(WORK TASK) From the entries below, copy every line that holds the word "kind".

(DATA SECTION)
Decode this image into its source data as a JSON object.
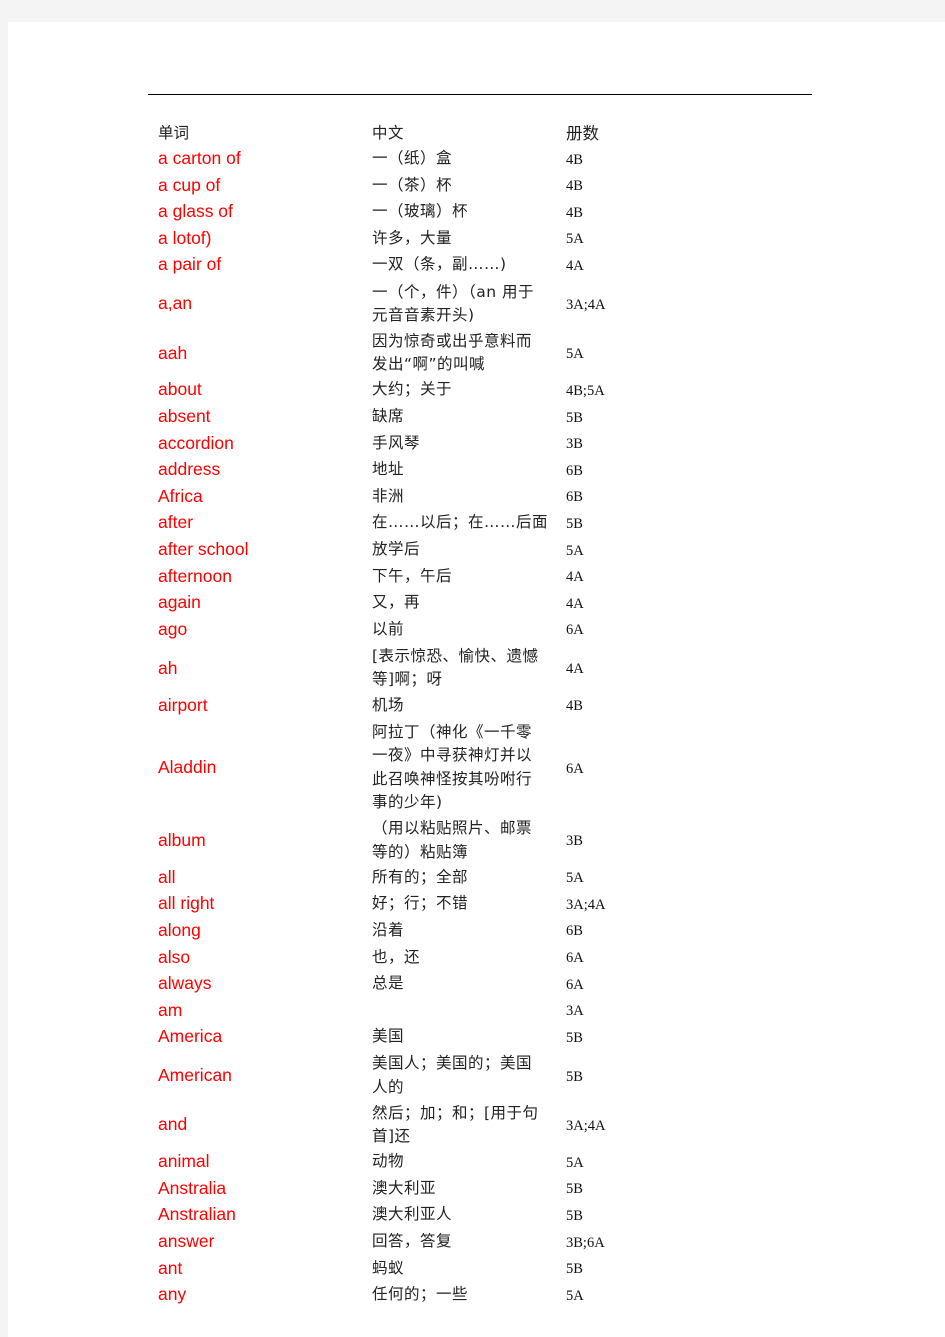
{
  "document": {
    "columns": {
      "word": "单词",
      "chinese": "中文",
      "book": "册数"
    },
    "rows": [
      {
        "word": "a carton of",
        "chinese": [
          "一（纸）盒"
        ],
        "book": "4B"
      },
      {
        "word": "a cup of",
        "chinese": [
          "一（茶）杯"
        ],
        "book": "4B"
      },
      {
        "word": "a glass of",
        "chinese": [
          "一（玻璃）杯"
        ],
        "book": "4B"
      },
      {
        "word": "a lotof)",
        "chinese": [
          "许多，大量"
        ],
        "book": "5A"
      },
      {
        "word": "a pair of",
        "chinese": [
          "一双（条，副……)"
        ],
        "book": "4A"
      },
      {
        "word": "a,an",
        "chinese": [
          "一（个，件）（an 用于",
          "元音音素开头)"
        ],
        "book": "3A;4A"
      },
      {
        "word": "aah",
        "chinese": [
          "因为惊奇或出乎意料而",
          "发出“啊”的叫喊"
        ],
        "book": "5A"
      },
      {
        "word": "about",
        "chinese": [
          "大约；关于"
        ],
        "book": "4B;5A"
      },
      {
        "word": "absent",
        "chinese": [
          "缺席"
        ],
        "book": "5B"
      },
      {
        "word": "accordion",
        "chinese": [
          "手风琴"
        ],
        "book": "3B"
      },
      {
        "word": "address",
        "chinese": [
          "地址"
        ],
        "book": "6B"
      },
      {
        "word": "Africa",
        "chinese": [
          "非洲"
        ],
        "book": "6B"
      },
      {
        "word": "after",
        "chinese": [
          "在……以后；在……后面"
        ],
        "book": "5B"
      },
      {
        "word": "after school",
        "chinese": [
          "放学后"
        ],
        "book": "5A"
      },
      {
        "word": "afternoon",
        "chinese": [
          "下午，午后"
        ],
        "book": "4A"
      },
      {
        "word": "again",
        "chinese": [
          "又，再"
        ],
        "book": "4A"
      },
      {
        "word": "ago",
        "chinese": [
          "以前"
        ],
        "book": "6A"
      },
      {
        "word": "ah",
        "chinese": [
          "[表示惊恐、愉快、遗憾",
          "等]啊；呀"
        ],
        "book": "4A"
      },
      {
        "word": "airport",
        "chinese": [
          "机场"
        ],
        "book": "4B"
      },
      {
        "word": "Aladdin",
        "chinese": [
          "阿拉丁（神化《一千零",
          "一夜》中寻获神灯并以",
          "此召唤神怪按其吩咐行",
          "事的少年)"
        ],
        "book": "6A"
      },
      {
        "word": "album",
        "chinese": [
          "（用以粘贴照片、邮票",
          "等的）粘贴簿"
        ],
        "book": "3B"
      },
      {
        "word": "all",
        "chinese": [
          "所有的；全部"
        ],
        "book": "5A"
      },
      {
        "word": "all right",
        "chinese": [
          "好；行；不错"
        ],
        "book": "3A;4A"
      },
      {
        "word": "along",
        "chinese": [
          "沿着"
        ],
        "book": "6B"
      },
      {
        "word": "also",
        "chinese": [
          "也，还"
        ],
        "book": "6A"
      },
      {
        "word": "always",
        "chinese": [
          "总是"
        ],
        "book": "6A"
      },
      {
        "word": "am",
        "chinese": [
          ""
        ],
        "book": "3A"
      },
      {
        "word": "America",
        "chinese": [
          "美国"
        ],
        "book": "5B"
      },
      {
        "word": "American",
        "chinese": [
          "美国人；美国的；美国",
          "人的"
        ],
        "book": "5B"
      },
      {
        "word": "and",
        "chinese": [
          "然后；加；和；[用于句",
          "首]还"
        ],
        "book": "3A;4A"
      },
      {
        "word": "animal",
        "chinese": [
          "动物"
        ],
        "book": "5A"
      },
      {
        "word": "Anstralia",
        "chinese": [
          "澳大利亚"
        ],
        "book": "5B"
      },
      {
        "word": "Anstralian",
        "chinese": [
          "澳大利亚人"
        ],
        "book": "5B"
      },
      {
        "word": "answer",
        "chinese": [
          "回答，答复"
        ],
        "book": "3B;6A"
      },
      {
        "word": "ant",
        "chinese": [
          "蚂蚁"
        ],
        "book": "5B"
      },
      {
        "word": "any",
        "chinese": [
          "任何的；一些"
        ],
        "book": "5A"
      }
    ]
  },
  "colors": {
    "word_text": "#ff0000",
    "body_text": "#222222",
    "page_background": "#ffffff",
    "viewer_background": "#f4f4f4"
  }
}
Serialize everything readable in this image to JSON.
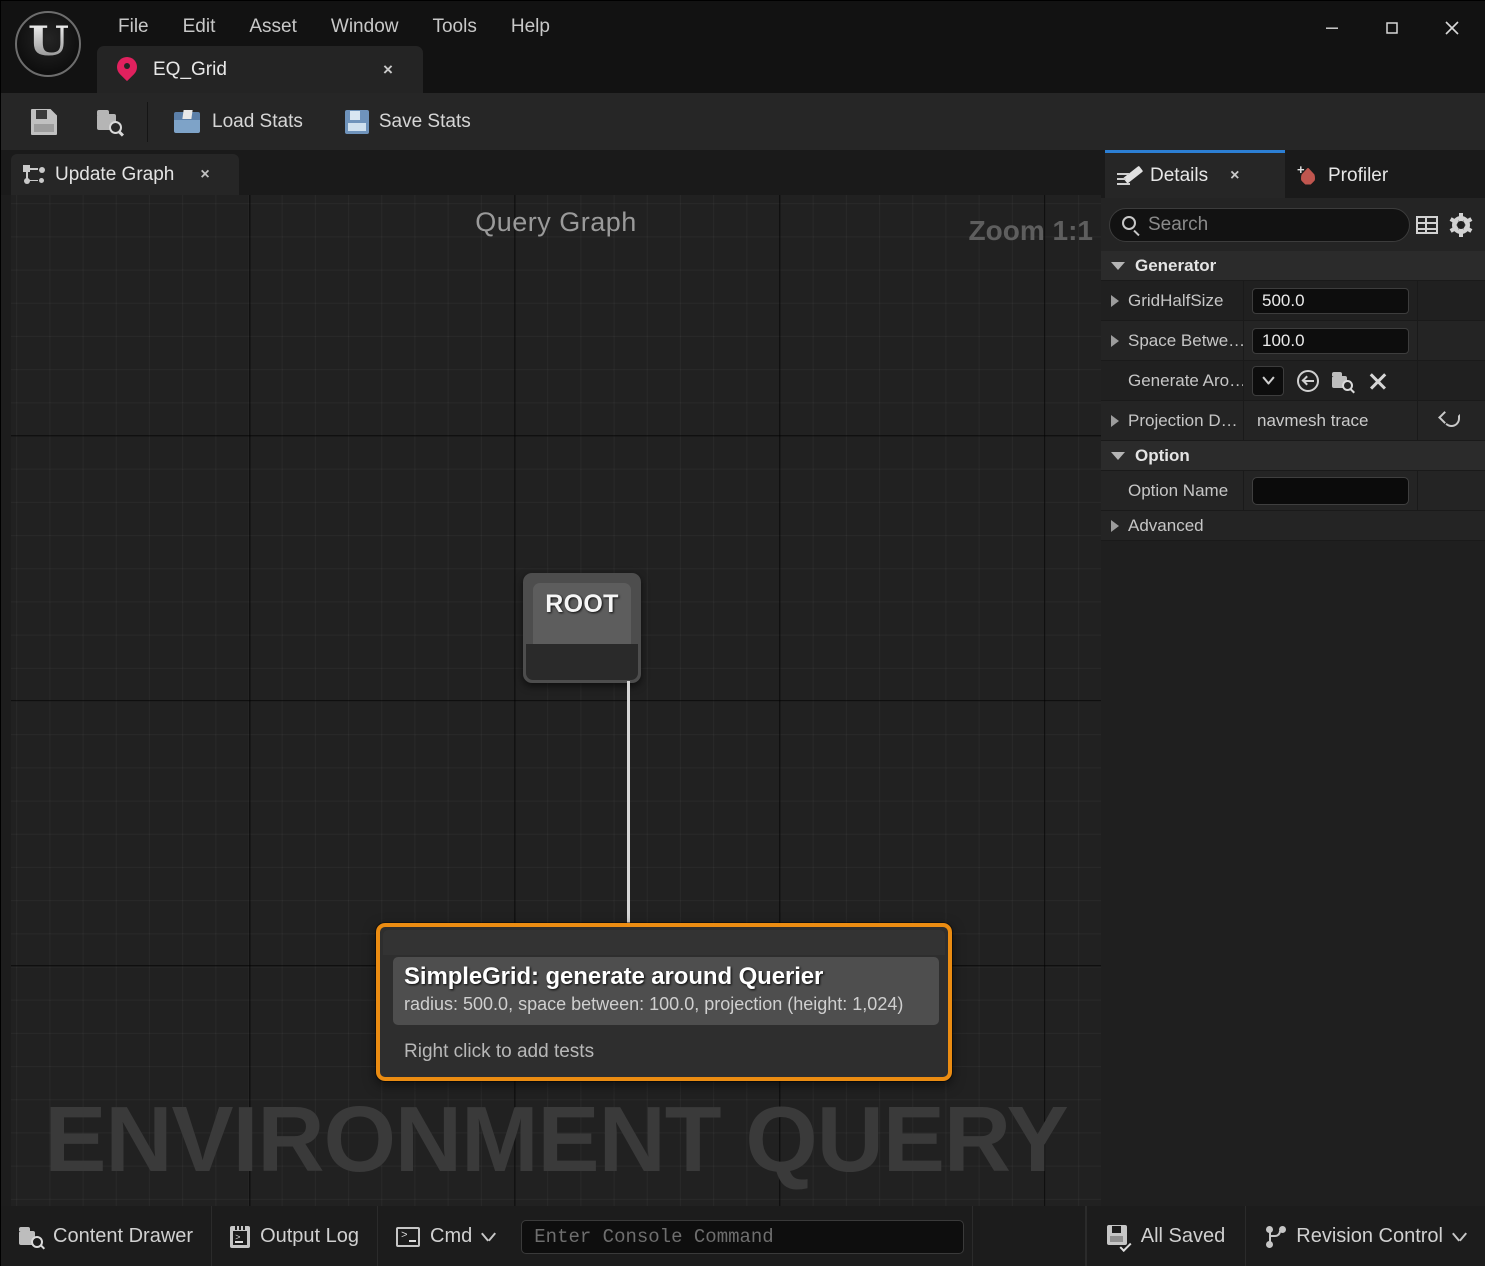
{
  "window": {
    "logo_glyph": "U",
    "menus": [
      "File",
      "Edit",
      "Asset",
      "Window",
      "Tools",
      "Help"
    ],
    "controls": {
      "minimize": "minimize-icon",
      "maximize": "maximize-icon",
      "close": "close-icon"
    },
    "asset_tab": {
      "label": "EQ_Grid",
      "close": "×"
    }
  },
  "toolbar": {
    "save_icon": "save-icon",
    "browse_icon": "browse-content-icon",
    "load_stats": "Load Stats",
    "save_stats": "Save Stats"
  },
  "graph": {
    "tab": {
      "label": "Update Graph",
      "close": "×"
    },
    "title": "Query Graph",
    "zoom": "Zoom 1:1",
    "watermark": "ENVIRONMENT QUERY",
    "root_node": {
      "label": "ROOT"
    },
    "generator_node": {
      "title": "SimpleGrid: generate around Querier",
      "subtitle": "radius: 500.0, space between: 100.0, projection (height: 1,024)",
      "hint": "Right click to add tests",
      "border_color": "#eb8c12"
    }
  },
  "details": {
    "tabs": [
      {
        "label": "Details",
        "icon": "details-pencil-icon",
        "active": true,
        "close": "×"
      },
      {
        "label": "Profiler",
        "icon": "profiler-flame-icon",
        "active": false
      }
    ],
    "search": {
      "value": "",
      "placeholder": "Search"
    },
    "header_icons": [
      "table-view-icon",
      "settings-gear-icon"
    ],
    "sections": [
      {
        "name": "Generator",
        "expanded": true,
        "rows": [
          {
            "name": "GridHalfSize",
            "expandable": true,
            "kind": "number",
            "value": "500.0"
          },
          {
            "name": "Space Betwe…",
            "expandable": true,
            "kind": "number",
            "value": "100.0"
          },
          {
            "name": "Generate Aro…",
            "expandable": false,
            "kind": "object",
            "value": ""
          },
          {
            "name": "Projection D…",
            "expandable": true,
            "kind": "text",
            "value": "navmesh trace",
            "has_reset": true
          }
        ]
      },
      {
        "name": "Option",
        "expanded": true,
        "rows": [
          {
            "name": "Option Name",
            "expandable": false,
            "kind": "textbox",
            "value": ""
          }
        ]
      },
      {
        "name": "Advanced",
        "expanded": false,
        "rows": []
      }
    ]
  },
  "statusbar": {
    "content_drawer": "Content Drawer",
    "output_log": "Output Log",
    "cmd": "Cmd",
    "console": {
      "value": "",
      "placeholder": "Enter Console Command"
    },
    "all_saved": "All Saved",
    "revision_control": "Revision Control"
  }
}
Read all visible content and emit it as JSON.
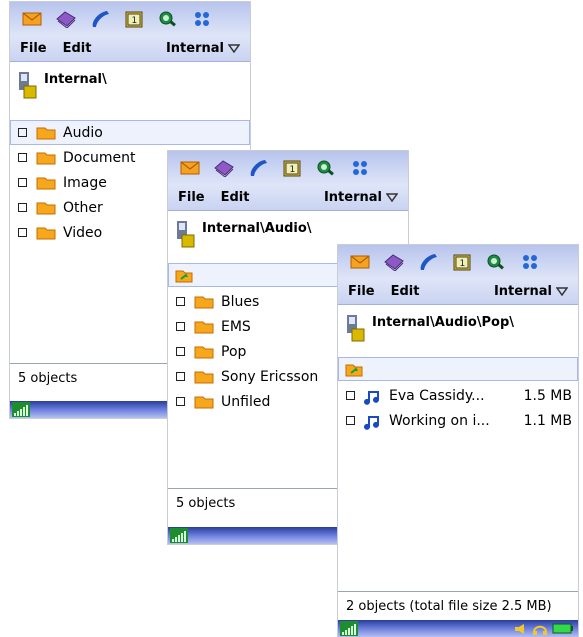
{
  "colors": {
    "appbar_top": "#b7c3ec",
    "appbar_bottom": "#dfe5f8",
    "selection": "#eef2fd",
    "bottombar": "#4f60c6"
  },
  "screen1": {
    "menu": {
      "file": "File",
      "edit": "Edit",
      "storage": "Internal"
    },
    "path": "Internal\\",
    "items": [
      {
        "label": "Audio",
        "icon": "folder-icon",
        "selected": true
      },
      {
        "label": "Document",
        "icon": "folder-icon"
      },
      {
        "label": "Image",
        "icon": "folder-icon"
      },
      {
        "label": "Other",
        "icon": "folder-icon"
      },
      {
        "label": "Video",
        "icon": "folder-icon"
      }
    ],
    "status": "5 objects"
  },
  "screen2": {
    "menu": {
      "file": "File",
      "edit": "Edit",
      "storage": "Internal"
    },
    "path": "Internal\\Audio\\",
    "items": [
      {
        "label": "Blues"
      },
      {
        "label": "EMS"
      },
      {
        "label": "Pop"
      },
      {
        "label": "Sony Ericsson"
      },
      {
        "label": "Unfiled"
      }
    ],
    "status": "5 objects"
  },
  "screen3": {
    "menu": {
      "file": "File",
      "edit": "Edit",
      "storage": "Internal"
    },
    "path": "Internal\\Audio\\Pop\\",
    "items": [
      {
        "label": "Eva Cassidy...",
        "size": "1.5 MB"
      },
      {
        "label": "Working on i...",
        "size": "1.1 MB"
      }
    ],
    "status": "2 objects (total file size 2.5 MB)"
  }
}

(EXERCISE SOLUTION)
            "kind": "number",
            "kind": "number",
            "kind": "object",
            "kind": "text",
            "kind": "textbox",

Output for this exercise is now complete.